Rimfire rifles are less likely to destroy your meat than a higher-powered centerfire. You just have to know your limits before you take the shot.

Centerfire Rifles

If you want a rifle that you can deer and turkey hunt at the same time with, then a centerfire rifle is going to be more your speed.

Some of the smaller-caliber deer rifles can be good for turkey hunting. The .223 and .243 are both extremely popular calibers that, with some conscientious aiming, would not destroy your turkey. Back in the day, my great-grandmother used to hunt turkeys in Pennsylvania with her .222 Remington.

Though not a good option for deer (and possibly not legal in your state), the 22 Hornet can make an excellent turkey rifle. Accurate and lethal out to 200 yards, it provides more distance and power than the rimfires. It is also less likely to harm the meat of the turkey than the faster centerfires.


Whoooo! I made it (and I guess you did too). No shots fired yet.

Whatever your opinion on turkey hunting with a rifle was before reading, hopefully, this article has opened your mind in some way. Remember, while it may not be for you, it’s always a good practice not to shame other legal hunters for their choices.

The most important thing is to be safe when you’re out there hunting regardless of your weapon of choice. Now grab that rifle (or shotgun) and let’s go chase some toms.

If you enjoyed this article, you may also enjoy my article on using a modified choke for turkey hunting.

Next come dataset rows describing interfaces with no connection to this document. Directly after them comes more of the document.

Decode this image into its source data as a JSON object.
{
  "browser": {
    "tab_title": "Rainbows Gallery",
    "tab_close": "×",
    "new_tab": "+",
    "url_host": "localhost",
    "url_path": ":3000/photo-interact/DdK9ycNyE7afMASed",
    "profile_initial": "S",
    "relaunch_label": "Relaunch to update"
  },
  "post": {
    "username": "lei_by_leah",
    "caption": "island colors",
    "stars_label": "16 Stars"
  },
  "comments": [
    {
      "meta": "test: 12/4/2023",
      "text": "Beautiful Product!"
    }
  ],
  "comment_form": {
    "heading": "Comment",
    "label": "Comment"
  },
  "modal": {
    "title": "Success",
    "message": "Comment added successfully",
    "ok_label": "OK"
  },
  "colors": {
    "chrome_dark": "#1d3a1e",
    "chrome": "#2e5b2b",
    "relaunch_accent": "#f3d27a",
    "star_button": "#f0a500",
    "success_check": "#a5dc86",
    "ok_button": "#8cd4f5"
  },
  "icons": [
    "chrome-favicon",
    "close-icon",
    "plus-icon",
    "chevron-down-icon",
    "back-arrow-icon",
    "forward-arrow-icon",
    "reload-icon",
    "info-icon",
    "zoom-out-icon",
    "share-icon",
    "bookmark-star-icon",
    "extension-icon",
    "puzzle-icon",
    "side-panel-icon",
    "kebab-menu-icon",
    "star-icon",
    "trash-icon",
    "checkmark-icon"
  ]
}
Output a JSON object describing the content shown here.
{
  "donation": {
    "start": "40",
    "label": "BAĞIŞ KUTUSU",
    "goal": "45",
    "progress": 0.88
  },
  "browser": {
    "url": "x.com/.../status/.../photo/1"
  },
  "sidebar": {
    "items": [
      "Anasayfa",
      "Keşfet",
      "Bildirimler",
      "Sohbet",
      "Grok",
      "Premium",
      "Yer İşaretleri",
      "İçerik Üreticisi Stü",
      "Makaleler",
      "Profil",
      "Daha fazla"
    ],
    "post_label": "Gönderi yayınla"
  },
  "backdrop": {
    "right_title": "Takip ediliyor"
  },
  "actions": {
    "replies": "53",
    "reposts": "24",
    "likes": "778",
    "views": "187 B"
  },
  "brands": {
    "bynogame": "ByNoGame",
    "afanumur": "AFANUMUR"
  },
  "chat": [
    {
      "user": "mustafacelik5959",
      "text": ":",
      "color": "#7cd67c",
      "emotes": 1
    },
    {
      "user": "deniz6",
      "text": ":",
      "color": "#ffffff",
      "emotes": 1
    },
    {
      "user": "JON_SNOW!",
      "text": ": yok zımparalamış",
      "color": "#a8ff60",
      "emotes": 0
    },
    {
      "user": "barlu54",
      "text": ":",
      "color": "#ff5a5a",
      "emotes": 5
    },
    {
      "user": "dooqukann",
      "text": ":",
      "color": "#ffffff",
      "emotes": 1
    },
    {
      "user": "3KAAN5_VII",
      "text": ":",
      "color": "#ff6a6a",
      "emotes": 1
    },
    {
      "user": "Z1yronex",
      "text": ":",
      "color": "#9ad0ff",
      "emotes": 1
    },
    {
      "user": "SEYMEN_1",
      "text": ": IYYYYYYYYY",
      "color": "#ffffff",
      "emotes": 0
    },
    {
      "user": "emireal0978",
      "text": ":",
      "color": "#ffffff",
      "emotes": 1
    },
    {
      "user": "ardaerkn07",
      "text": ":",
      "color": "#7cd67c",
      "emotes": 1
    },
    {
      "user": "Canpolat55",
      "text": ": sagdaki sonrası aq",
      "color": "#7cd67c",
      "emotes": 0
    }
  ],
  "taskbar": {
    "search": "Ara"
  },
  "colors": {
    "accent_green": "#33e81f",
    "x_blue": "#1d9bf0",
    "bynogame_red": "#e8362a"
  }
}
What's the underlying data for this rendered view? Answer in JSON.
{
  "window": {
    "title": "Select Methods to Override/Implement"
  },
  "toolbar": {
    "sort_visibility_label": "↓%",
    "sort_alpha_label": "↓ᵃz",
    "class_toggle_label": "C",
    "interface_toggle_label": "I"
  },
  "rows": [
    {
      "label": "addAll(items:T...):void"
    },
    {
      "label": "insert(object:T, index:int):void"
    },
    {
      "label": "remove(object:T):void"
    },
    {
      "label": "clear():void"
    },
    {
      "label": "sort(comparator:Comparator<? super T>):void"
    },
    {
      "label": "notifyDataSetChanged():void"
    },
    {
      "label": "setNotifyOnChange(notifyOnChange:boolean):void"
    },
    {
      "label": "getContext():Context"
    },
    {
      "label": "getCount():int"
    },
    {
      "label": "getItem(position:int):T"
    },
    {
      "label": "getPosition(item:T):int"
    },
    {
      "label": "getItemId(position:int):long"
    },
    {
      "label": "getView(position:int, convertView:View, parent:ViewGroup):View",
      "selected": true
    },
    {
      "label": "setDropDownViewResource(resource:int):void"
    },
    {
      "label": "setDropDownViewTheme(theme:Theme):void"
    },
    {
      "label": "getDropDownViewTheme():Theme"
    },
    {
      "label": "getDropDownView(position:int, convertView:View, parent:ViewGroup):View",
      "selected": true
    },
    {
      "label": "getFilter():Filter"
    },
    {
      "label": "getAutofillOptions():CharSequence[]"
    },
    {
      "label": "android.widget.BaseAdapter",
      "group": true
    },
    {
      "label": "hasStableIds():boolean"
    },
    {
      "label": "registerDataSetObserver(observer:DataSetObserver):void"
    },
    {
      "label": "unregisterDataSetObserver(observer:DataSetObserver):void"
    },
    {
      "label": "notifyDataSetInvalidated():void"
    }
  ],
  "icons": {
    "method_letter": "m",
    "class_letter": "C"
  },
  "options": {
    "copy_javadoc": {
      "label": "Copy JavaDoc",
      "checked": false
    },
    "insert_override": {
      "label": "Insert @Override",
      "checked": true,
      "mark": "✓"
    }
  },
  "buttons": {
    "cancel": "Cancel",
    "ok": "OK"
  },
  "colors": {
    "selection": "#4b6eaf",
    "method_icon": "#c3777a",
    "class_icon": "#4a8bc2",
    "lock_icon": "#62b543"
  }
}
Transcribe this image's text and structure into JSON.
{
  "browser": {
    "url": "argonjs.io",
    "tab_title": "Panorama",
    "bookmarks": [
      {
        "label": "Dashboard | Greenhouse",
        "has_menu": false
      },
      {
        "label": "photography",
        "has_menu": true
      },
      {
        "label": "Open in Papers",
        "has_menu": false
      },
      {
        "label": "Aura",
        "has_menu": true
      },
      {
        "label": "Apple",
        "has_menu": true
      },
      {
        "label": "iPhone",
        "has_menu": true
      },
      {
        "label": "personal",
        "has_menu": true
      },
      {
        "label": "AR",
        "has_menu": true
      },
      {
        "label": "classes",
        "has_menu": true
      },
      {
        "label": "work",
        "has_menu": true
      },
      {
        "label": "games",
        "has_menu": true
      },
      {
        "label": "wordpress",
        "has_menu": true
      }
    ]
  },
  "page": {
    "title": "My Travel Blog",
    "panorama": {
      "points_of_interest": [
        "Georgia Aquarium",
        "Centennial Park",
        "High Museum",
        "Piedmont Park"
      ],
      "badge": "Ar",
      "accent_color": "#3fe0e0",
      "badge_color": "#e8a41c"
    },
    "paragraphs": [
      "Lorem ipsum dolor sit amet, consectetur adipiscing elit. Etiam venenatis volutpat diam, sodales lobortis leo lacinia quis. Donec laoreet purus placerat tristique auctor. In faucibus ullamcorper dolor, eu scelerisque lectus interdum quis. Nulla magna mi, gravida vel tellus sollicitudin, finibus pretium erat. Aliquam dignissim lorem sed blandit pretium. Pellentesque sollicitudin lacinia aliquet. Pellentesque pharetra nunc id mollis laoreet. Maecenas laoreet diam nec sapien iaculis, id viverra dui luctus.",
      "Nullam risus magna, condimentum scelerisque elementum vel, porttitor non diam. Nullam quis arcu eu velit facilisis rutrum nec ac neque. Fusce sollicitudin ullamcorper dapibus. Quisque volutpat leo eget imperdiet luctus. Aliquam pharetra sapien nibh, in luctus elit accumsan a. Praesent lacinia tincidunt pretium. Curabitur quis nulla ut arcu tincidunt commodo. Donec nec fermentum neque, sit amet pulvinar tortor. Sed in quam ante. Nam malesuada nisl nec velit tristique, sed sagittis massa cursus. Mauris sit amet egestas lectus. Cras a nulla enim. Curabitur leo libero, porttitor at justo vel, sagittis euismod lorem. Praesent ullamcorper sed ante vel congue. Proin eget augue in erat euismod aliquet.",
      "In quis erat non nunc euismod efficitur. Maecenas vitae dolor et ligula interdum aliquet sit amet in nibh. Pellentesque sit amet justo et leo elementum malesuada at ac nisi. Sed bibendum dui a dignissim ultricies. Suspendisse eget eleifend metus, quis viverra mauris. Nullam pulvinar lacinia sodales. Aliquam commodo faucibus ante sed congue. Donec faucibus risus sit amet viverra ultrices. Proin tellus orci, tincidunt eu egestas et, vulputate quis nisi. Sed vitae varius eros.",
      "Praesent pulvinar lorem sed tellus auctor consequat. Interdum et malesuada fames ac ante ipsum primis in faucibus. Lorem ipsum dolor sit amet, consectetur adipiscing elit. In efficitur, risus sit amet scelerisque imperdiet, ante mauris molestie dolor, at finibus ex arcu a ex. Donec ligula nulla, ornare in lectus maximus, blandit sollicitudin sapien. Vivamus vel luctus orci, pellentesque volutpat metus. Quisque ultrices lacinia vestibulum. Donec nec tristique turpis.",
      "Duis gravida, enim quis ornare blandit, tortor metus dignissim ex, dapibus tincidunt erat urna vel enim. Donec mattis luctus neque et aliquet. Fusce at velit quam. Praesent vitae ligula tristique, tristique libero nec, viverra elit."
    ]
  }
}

Ron is a small business owner with a passion for hunting. He has been hunting both public and private land in Georgia all his life. He also travels around the country pursuing big game, waterfowl, and turkeys.